Once in the US, however, David’s mother faced the obstacle of making ends meet. He recalls a particular instance that has since provided him with the motivation to reach his goals. “At that moment, I decided that I was going to take control of what I could, which was my education,” he says. He grabbed his Algebra book, and studied hard, applying this level of determination to all of his studies, throughout his educational career.
That determination has paid off, as today, David is a senior at Princeton University, where he is pursuing a major in Electrical Engineering, with minors in Computer Science and Statistics and Machine Learning. When he arrived on campus, he says he knew he wanted to try new things and be challenged, so he joined the men’s rugby club, in spite of never before having competed in a team sport. He also became involved in Business Professionals of America, Society of Hispanic Engineers, Princeton Debate Panel, and Committee on Discipline.
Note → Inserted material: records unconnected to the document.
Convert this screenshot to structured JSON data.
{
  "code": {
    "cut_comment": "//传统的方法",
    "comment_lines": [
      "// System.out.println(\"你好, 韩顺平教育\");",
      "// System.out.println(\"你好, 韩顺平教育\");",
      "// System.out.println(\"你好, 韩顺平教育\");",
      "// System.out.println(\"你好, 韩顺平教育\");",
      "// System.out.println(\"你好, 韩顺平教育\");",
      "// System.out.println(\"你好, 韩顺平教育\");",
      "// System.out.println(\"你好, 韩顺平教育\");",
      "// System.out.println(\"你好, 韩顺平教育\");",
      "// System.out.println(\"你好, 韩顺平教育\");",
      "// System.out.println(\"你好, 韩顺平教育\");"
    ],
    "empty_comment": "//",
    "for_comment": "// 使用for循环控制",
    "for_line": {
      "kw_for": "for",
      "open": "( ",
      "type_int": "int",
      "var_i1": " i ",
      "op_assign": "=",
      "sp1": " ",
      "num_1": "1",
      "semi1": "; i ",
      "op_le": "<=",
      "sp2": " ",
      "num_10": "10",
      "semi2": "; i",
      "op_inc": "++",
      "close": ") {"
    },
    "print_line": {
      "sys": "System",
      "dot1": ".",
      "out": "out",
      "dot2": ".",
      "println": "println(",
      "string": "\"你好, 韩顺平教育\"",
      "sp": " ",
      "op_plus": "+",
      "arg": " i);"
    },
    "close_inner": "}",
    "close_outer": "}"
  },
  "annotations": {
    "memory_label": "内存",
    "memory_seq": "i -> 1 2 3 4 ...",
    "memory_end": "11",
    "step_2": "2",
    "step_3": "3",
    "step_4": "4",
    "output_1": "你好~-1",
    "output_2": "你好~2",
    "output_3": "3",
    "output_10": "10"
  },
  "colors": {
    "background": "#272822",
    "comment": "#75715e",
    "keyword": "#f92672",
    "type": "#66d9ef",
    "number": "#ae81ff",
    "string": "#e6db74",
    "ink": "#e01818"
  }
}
After graduation, he plans to work in the tech industry as either a software developer or program manager, with a ten-year target timeframe to become an expert in creating and launching new technologies. To that aim, he has interned with both Pinterest and Amazon, and, this summer, will intern as a technical program manager at Facebook. Ultimately, he hopes to start his own tech company, with a focus on autonomous robots.
In 2019, he was a finalist for HSF’s Male Scholar of the Year award, a recognition of his academic excellence and exemplification of HSF’s mission and vision. Prior to this designation, he was also named a US Department of Education Presidential Scholar, an award, established in 1964 by executive order of the President, that recognizes the “nation’s most distinguished graduating high school seniors.”
Additionally, last September, David was one of 118 Scholars invited to attend HSF’s STEM Summit. The event is an annual Science, Technology, Engineering, and Math conference that provides top HSF Scholars with an inside track to career success in STEM fields, through a combination of mentoring, leadership development, professional insights, career guidance, and internship and job opportunities.
He says the experience offered more than he ever imagined, even connecting him with an internship, and he views the HSF network as a conduit that allows him to work with his peers to help change the Latino narrative. “Just as the speakers and Latinx leaders at the conference have made the path for us easier,” he says, “I want to make it easier for the next generation.”